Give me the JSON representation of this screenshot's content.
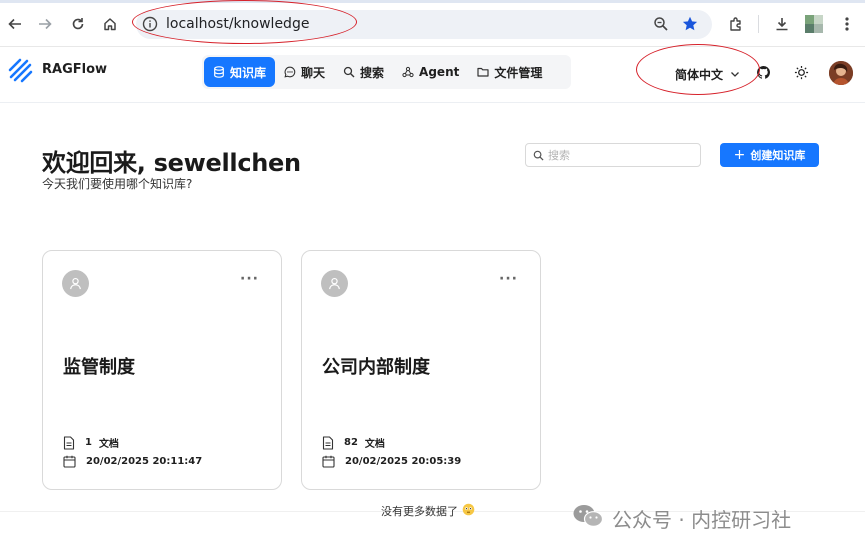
{
  "browser": {
    "url": "localhost/knowledge"
  },
  "app": {
    "brand": "RAGFlow",
    "nav": [
      {
        "label": "知识库",
        "icon": "database-icon",
        "active": true
      },
      {
        "label": "聊天",
        "icon": "chat-icon",
        "active": false
      },
      {
        "label": "搜索",
        "icon": "search-icon",
        "active": false
      },
      {
        "label": "Agent",
        "icon": "agent-graph-icon",
        "active": false
      },
      {
        "label": "文件管理",
        "icon": "folder-icon",
        "active": false
      }
    ],
    "language": "简体中文"
  },
  "main": {
    "welcome": "欢迎回来, sewellchen",
    "subtitle": "今天我们要使用哪个知识库?",
    "search_placeholder": "搜索",
    "create_label": "创建知识库",
    "no_more": "没有更多数据了"
  },
  "cards": [
    {
      "title": "监管制度",
      "doc_count": "1",
      "doc_unit": "文档",
      "date": "20/02/2025 20:11:47"
    },
    {
      "title": "公司内部制度",
      "doc_count": "82",
      "doc_unit": "文档",
      "date": "20/02/2025 20:05:39"
    }
  ],
  "watermark": "公众号 · 内控研习社",
  "colors": {
    "accent": "#1677ff",
    "annotation": "#d6222b"
  }
}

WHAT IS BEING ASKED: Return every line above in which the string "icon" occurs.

EXERCISE RESULT:
        "icon": "database-icon",
        "icon": "chat-icon",
        "icon": "search-icon",
        "icon": "agent-graph-icon",
        "icon": "folder-icon",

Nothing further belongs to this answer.